**Aim of the task**
Repeat all entries exactly.

**Study material**
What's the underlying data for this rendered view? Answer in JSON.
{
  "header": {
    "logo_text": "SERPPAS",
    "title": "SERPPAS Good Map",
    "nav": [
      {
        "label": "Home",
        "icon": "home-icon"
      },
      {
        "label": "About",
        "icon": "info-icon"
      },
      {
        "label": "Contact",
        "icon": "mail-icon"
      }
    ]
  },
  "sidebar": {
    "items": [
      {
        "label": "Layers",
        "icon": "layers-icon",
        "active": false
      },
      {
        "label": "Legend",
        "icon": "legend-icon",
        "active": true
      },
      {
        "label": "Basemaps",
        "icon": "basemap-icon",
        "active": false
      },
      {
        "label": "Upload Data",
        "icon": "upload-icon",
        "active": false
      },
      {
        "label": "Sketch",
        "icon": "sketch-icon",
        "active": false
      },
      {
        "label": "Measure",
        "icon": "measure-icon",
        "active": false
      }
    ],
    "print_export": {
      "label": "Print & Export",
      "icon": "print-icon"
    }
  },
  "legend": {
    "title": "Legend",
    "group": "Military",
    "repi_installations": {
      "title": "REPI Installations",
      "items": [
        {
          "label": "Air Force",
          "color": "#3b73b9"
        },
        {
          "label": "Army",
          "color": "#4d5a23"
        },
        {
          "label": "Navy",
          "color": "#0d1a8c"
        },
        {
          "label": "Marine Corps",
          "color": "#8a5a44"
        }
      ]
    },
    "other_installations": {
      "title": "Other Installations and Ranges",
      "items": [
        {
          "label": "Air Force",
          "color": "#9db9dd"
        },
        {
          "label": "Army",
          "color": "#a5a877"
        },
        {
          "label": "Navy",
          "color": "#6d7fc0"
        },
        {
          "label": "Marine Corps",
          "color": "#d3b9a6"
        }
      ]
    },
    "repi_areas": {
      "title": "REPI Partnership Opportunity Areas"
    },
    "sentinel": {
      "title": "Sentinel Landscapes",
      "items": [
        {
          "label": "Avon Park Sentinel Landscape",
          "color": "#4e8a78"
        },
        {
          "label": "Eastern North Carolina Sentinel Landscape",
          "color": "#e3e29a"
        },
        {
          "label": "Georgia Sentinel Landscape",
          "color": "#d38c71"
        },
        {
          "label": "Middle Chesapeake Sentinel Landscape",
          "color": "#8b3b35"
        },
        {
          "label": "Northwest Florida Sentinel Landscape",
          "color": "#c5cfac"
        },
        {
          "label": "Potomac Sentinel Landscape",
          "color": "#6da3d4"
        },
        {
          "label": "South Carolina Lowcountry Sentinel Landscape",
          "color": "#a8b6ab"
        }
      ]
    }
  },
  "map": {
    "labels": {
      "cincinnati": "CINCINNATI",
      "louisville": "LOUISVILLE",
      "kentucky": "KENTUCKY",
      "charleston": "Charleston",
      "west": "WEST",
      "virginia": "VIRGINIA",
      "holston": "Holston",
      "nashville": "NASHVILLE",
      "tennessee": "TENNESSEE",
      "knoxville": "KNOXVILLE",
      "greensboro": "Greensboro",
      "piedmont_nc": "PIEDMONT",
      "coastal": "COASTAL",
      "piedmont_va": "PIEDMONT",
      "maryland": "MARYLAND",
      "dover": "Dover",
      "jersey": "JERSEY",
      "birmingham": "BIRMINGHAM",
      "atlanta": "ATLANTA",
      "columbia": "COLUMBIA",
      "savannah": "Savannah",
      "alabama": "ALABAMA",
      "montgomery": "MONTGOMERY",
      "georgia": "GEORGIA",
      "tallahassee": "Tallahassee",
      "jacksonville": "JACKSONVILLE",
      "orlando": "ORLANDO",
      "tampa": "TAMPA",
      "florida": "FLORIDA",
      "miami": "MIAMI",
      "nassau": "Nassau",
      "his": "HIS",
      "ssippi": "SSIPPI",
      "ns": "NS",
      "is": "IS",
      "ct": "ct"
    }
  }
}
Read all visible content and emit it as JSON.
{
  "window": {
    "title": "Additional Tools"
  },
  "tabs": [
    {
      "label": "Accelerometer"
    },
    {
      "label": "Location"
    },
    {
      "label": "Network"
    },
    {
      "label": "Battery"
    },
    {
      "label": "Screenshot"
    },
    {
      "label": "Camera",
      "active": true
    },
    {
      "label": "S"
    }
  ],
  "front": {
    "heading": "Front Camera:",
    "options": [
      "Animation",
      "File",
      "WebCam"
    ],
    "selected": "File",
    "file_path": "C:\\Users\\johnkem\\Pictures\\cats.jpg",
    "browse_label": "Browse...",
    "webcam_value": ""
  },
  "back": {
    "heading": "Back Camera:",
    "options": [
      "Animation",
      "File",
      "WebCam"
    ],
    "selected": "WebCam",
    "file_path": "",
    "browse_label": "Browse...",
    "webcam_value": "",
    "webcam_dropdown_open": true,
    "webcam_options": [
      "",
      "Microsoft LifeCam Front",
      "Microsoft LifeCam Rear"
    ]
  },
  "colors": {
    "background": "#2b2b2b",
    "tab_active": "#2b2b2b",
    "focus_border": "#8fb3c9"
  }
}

**Result of the task**
What's the underlying data for this rendered view? Answer in JSON.
{
  "header": {
    "logo_text": "SERPPAS",
    "title": "SERPPAS Good Map",
    "nav": [
      {
        "label": "Home",
        "icon": "home-icon"
      },
      {
        "label": "About",
        "icon": "info-icon"
      },
      {
        "label": "Contact",
        "icon": "mail-icon"
      }
    ]
  },
  "sidebar": {
    "items": [
      {
        "label": "Layers",
        "icon": "layers-icon",
        "active": false
      },
      {
        "label": "Legend",
        "icon": "legend-icon",
        "active": true
      },
      {
        "label": "Basemaps",
        "icon": "basemap-icon",
        "active": false
      },
      {
        "label": "Upload Data",
        "icon": "upload-icon",
        "active": false
      },
      {
        "label": "Sketch",
        "icon": "sketch-icon",
        "active": false
      },
      {
        "label": "Measure",
        "icon": "measure-icon",
        "active": false
      }
    ],
    "print_export": {
      "label": "Print & Export",
      "icon": "print-icon"
    }
  },
  "legend": {
    "title": "Legend",
    "group": "Military",
    "repi_installations": {
      "title": "REPI Installations",
      "items": [
        {
          "label": "Air Force",
          "color": "#3b73b9"
        },
        {
          "label": "Army",
          "color": "#4d5a23"
        },
        {
          "label": "Navy",
          "color": "#0d1a8c"
        },
        {
          "label": "Marine Corps",
          "color": "#8a5a44"
        }
      ]
    },
    "other_installations": {
      "title": "Other Installations and Ranges",
      "items": [
        {
          "label": "Air Force",
          "color": "#9db9dd"
        },
        {
          "label": "Army",
          "color": "#a5a877"
        },
        {
          "label": "Navy",
          "color": "#6d7fc0"
        },
        {
          "label": "Marine Corps",
          "color": "#d3b9a6"
        }
      ]
    },
    "repi_areas": {
      "title": "REPI Partnership Opportunity Areas"
    },
    "sentinel": {
      "title": "Sentinel Landscapes",
      "items": [
        {
          "label": "Avon Park Sentinel Landscape",
          "color": "#4e8a78"
        },
        {
          "label": "Eastern North Carolina Sentinel Landscape",
          "color": "#e3e29a"
        },
        {
          "label": "Georgia Sentinel Landscape",
          "color": "#d38c71"
        },
        {
          "label": "Middle Chesapeake Sentinel Landscape",
          "color": "#8b3b35"
        },
        {
          "label": "Northwest Florida Sentinel Landscape",
          "color": "#c5cfac"
        },
        {
          "label": "Potomac Sentinel Landscape",
          "color": "#6da3d4"
        },
        {
          "label": "South Carolina Lowcountry Sentinel Landscape",
          "color": "#a8b6ab"
        }
      ]
    }
  },
  "map": {
    "labels": {
      "cincinnati": "CINCINNATI",
      "louisville": "LOUISVILLE",
      "kentucky": "KENTUCKY",
      "charleston": "Charleston",
      "west": "WEST",
      "virginia": "VIRGINIA",
      "holston": "Holston",
      "nashville": "NASHVILLE",
      "tennessee": "TENNESSEE",
      "knoxville": "KNOXVILLE",
      "greensboro": "Greensboro",
      "piedmont_nc": "PIEDMONT",
      "coastal": "COASTAL",
      "piedmont_va": "PIEDMONT",
      "maryland": "MARYLAND",
      "dover": "Dover",
      "jersey": "JERSEY",
      "birmingham": "BIRMINGHAM",
      "atlanta": "ATLANTA",
      "columbia": "COLUMBIA",
      "savannah": "Savannah",
      "alabama": "ALABAMA",
      "montgomery": "MONTGOMERY",
      "georgia": "GEORGIA",
      "tallahassee": "Tallahassee",
      "jacksonville": "JACKSONVILLE",
      "orlando": "ORLANDO",
      "tampa": "TAMPA",
      "florida": "FLORIDA",
      "miami": "MIAMI",
      "nassau": "Nassau",
      "his": "HIS",
      "ssippi": "SSIPPI",
      "ns": "NS",
      "is": "IS",
      "ct": "ct"
    }
  }
}
Read all visible content and emit it as JSON.
{
  "window": {
    "title": "Additional Tools"
  },
  "tabs": [
    {
      "label": "Accelerometer"
    },
    {
      "label": "Location"
    },
    {
      "label": "Network"
    },
    {
      "label": "Battery"
    },
    {
      "label": "Screenshot"
    },
    {
      "label": "Camera",
      "active": true
    },
    {
      "label": "S"
    }
  ],
  "front": {
    "heading": "Front Camera:",
    "options": [
      "Animation",
      "File",
      "WebCam"
    ],
    "selected": "File",
    "file_path": "C:\\Users\\johnkem\\Pictures\\cats.jpg",
    "browse_label": "Browse...",
    "webcam_value": ""
  },
  "back": {
    "heading": "Back Camera:",
    "options": [
      "Animation",
      "File",
      "WebCam"
    ],
    "selected": "WebCam",
    "file_path": "",
    "browse_label": "Browse...",
    "webcam_value": "",
    "webcam_dropdown_open": true,
    "webcam_options": [
      "",
      "Microsoft LifeCam Front",
      "Microsoft LifeCam Rear"
    ]
  },
  "colors": {
    "background": "#2b2b2b",
    "tab_active": "#2b2b2b",
    "focus_border": "#8fb3c9"
  }
}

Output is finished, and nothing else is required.